Worldwide openings this week

1. Register in order to get a username and a password.
2. Log in with your username and password.
3. Create your announcement online.

09 Jan 2009

William Wegman at Galerie Bugdahn und Kaimer

'Header', 2000, c-print, edition of 12, paper: 35,5 x 28 cm / 14 x 11 inches, image: 17,7 x 17,7 cm / 7 x 7 inches.
Signed, dated, numbered, titled on the reverse.
Copyright: William Wegman.

'Dogs on Rocks - in the Woods - at the Seaside'


Gallery hours: Tu-Fr 12 noon - 6 pm, Sa 12 noon - 4 pm

+49 - (0)211- 329140
+49- (0)211- 329147

Mutter-Ey-Strasse 5
D- 40213 Duesseldorf, Germany

Share this announcement on:  |


Following our exhibitions of photo pieces and Polaroids by William Wegman (*1943) in the years 1995, 1997 and 2004, and of drawings in 2007, Galerie Bugdahn und Kaimer now presents a series of new coloured photographic works by this American, New York-based conceptual artist who is equally at home in the media of painting, drawing, video, film and photography.

The photographs shown in the exhibition 'Dogs on Rocks – in the Woods – at the Seaside' are Chromogenic prints, 14 x 11 inches / 35.5 x 28 cm, made in an edition of twelve. Most were taken on Baker's Island, on Wellington Dock in Southwest Harbor, and in a few other places nearby on the Maine coast during late July and August. They span a period of ten years and include six dogs from four generations: Chundo, Batty, Chip, Bobbin, Candy and Penny.

A hardbound Artist's Book, William Wegman: Dogs On Rocks, is just out, with 136 pages and 86 colour plates, and is available at the exhibition.

Wegman's name is linked inseparably with his photographs of Weimaraner dogs. He first became known for cryptically ironic photographic and video works (with and without dogs); but in the 1970s he attained world renown when he discovered the talents of his first Weimaraner dog, Man Ray, as a gifted model and an ideal interpreter of human idiosyncrasies. As Wegman recalls, some dogs dislike being stared at; but Man Ray insisted on it.

In 1979, the Polaroid Corporation invited the artist to work with a newly developed camera, the now legendary Polaroid 24 x 20 Inches (60 x 50 cm). Sceptical at first, Wegman familiarised himself with the enormous instrument that looked like a cross between a refrigerator and a cello, as he put it, and soon found himself enthusing over the unusual picture scale. The outcome was a remarkable oeuvre of singularly sharp, large-scale photographs, each a unique piece, as only this Polaroid camera – one of only three in existence worldwide – can produce.

In 1981, Man Ray died. Only in 1986 was he succeeded by Fay Ray, a born dog diva with no less flair. Fay opened the door to altogether new motifs.

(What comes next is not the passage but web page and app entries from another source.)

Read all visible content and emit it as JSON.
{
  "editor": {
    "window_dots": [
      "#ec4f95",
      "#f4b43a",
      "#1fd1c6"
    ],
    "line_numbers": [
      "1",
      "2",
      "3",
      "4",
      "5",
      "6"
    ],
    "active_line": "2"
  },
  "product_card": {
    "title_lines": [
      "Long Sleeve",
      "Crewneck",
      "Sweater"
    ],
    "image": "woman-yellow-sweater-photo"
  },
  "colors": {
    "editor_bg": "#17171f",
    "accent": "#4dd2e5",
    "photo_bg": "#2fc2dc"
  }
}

She could move gracefully, assume different positions and poses, arch her neck, turn her head round, cross her legs. She liked to impress him, Wegman says. Meanwhile the fifth generation of her offspring pose in front of the camera.

William Wegman is a master in his handling of the photographic medium, versed in generating from the interplay with his dogs one new, startling pictorial idea after the other, sublime in quality and originality. Many of his photographs have the air of paintings and recall subtle still life compositions and film sequences. Apart from which his Weimaraners remain unsurpassed in beauty, expressive power and elegance.

Photographs by Wegman can be seen in exhibitions in museums and international galleries the world over and have entered all the larger collections. Numerous retrospectives have been devoted to his work, touring the U.S. to stop at many venues including the Whitney Museum of American Art in New York, and beyond, in Japan, Korea and Europe.

Besides film segments regularly featured since 1989 in Sesame Street, Wegman has also made films and videos for such programmes as Saturday Night Live and Nickelodeon. His film, The Hardly Boys in Hardly Gold, was shown to great acclaim at the Sundance Film Festival.

Today William Wegman and his Weimaraners are amongst the most popular figures on the international art and media scene.

The Private View is on Saturday, January 10, from 1 – 5 pm. Exhibition to February 21, 2009.

Gallery open Tuesday - Friday 12 noon – 6 pm, Saturday 12 noon – 4 pm; and by appointment.